I kinda feel that the revision process is where the most grueling work begins. Writing a story is easy, presenting it in a way that doesn't sound like the ramblings of a lunatic is hard.
To give you an idea of how it's going. In the 1st Draft, Chapter 1 was 2,803 words. In the revision it is just under 4000 words. That was the result of listening to my beta readers and establishing plot points right at the beginning that weren't fully realized until much later in the writing of the 1st Draft.
I always knew this story would be a series. By this point I know that it will probably end up being 3 books. Together the series will resemble a 3 Act play...or the original Star Wars movies.
Finally, I resubscribed to Audible. I've never been a fast reader but I greatly enjoy books. Might as well listen to them. With my 1st two credits I got "Ready Player One" and "Snow Crash".
RP1 got good about halfway through, after the author stopped 'telling' me what his story is about, instead of showing me scenes and character interactions.
And maybe casting Wil Wheaton as the voice of the novel was ultimately not the best choice. I'd like to think he'd be a pretty cool guy to hang out with, but he's typecast as somewhat of a conceited prick. Again, he's probably cool in real life, but seriously, he 'sounds' like a high and mighty douche-bag. So when he, as the voice of the narrator-protagonist bestows upon me the virtues of the nihilistic mindset of Internet subcultures, popular in the comment section of Gawker, and splattered across the walls of Reddit, it comes across as sounding preachy. And, staying true to form, any opposing viewpoint is instantly dismissed by the hive-mind by labeling it: Bullshit.
To me this flaw in the book relates back to 'show' vs 'tell'. I, the reader was being told how it is. Period. Were I shown the culture of this polluted dystopian society on the edge of annihilation, where a 3D graphically intensive virtual reality version of the Internet is somehow able to run on solar energy, maybe just maybe I wouldn't have felt as though the author had an agenda. (On a side note, I wonder how much electricity is required to run just one of Google's data-centers, and could it run consistently on solar power?).
Maybe I'm reading too much into it. Again, it wasn't a lousy book. The story, once it got going was good. By the end I really felt for the characters. Setting the scene needed work. And I feel that I can say this because it's what needs the most work in my owe story.
Snow Crash, on the other hand was awesome for 99% of the book. I felt the ending was too sudden. Where the ending worked was that it was very open-ended. I, the reader had the responsibility to determine what happened next, who lived and who died. This was fine.

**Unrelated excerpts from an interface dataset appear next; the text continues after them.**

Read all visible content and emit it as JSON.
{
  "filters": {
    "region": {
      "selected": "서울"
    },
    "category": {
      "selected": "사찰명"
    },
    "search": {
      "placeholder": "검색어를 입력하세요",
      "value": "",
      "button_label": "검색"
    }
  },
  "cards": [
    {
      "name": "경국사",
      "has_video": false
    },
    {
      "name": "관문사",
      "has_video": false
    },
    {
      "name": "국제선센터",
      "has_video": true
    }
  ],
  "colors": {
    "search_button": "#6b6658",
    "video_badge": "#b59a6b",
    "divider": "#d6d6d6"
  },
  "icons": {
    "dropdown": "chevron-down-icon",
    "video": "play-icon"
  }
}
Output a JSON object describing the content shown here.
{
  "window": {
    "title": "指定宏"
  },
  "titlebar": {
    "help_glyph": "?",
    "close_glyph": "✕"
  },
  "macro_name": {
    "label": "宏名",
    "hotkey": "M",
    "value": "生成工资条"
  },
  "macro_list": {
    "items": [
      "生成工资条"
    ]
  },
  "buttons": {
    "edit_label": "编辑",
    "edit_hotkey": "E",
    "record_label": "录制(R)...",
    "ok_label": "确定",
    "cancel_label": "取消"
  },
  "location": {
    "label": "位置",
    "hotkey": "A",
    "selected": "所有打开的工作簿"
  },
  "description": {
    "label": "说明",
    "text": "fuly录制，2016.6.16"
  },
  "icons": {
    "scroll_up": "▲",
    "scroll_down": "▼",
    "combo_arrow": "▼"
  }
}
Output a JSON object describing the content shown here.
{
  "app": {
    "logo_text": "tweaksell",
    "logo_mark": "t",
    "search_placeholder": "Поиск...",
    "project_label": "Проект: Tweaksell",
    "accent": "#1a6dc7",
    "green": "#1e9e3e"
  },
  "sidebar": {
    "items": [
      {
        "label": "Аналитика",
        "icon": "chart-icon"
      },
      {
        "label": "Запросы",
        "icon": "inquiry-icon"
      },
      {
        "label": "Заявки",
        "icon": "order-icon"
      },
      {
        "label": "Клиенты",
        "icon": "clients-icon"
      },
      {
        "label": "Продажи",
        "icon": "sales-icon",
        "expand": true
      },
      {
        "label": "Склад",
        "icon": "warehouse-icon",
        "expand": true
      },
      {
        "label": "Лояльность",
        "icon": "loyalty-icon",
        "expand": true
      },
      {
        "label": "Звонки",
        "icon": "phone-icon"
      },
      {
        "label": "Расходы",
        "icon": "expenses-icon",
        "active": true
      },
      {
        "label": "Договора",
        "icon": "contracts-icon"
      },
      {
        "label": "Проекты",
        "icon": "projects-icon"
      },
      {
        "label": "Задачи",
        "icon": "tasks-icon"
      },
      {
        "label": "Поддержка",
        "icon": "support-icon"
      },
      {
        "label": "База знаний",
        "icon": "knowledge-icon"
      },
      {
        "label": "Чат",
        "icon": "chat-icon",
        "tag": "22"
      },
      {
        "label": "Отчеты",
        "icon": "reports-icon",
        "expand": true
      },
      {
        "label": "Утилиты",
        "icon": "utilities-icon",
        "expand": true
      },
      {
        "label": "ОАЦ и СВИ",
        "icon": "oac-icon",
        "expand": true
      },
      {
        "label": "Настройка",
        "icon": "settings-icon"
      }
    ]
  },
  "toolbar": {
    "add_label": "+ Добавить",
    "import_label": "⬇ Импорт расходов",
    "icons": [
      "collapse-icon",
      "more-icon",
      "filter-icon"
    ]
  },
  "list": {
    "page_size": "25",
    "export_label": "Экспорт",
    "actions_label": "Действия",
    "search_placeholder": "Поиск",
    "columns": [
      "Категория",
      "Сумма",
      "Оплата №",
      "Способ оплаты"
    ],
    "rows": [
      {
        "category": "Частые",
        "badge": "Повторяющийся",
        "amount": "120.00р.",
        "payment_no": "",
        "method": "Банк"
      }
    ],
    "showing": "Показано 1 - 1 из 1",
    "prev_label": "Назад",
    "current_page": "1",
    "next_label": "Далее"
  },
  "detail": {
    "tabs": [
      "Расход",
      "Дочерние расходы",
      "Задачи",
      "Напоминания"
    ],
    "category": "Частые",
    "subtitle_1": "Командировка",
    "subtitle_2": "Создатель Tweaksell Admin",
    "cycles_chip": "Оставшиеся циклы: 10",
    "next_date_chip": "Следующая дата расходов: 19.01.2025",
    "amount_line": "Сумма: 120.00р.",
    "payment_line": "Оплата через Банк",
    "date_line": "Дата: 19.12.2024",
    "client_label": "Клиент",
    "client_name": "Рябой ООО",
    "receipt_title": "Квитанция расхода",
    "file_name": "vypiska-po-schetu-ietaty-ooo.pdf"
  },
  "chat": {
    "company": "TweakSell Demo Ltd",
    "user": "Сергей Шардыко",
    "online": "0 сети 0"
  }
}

I don't know how I'd have ended it. But it felt incomplete to me, from the final line of the story to the sound of a different narrator informing me that, "This has been an Audible Production of, Snow Crash, but Neil Stephenson..." I was like, "That's it!" and then after a moment I thought, "well, OK, it works."
And today I began 1Q84 which is over 40 hours long! You would do well to expect another book review from me, 40+ hours from now, staggered between commutes to and from work.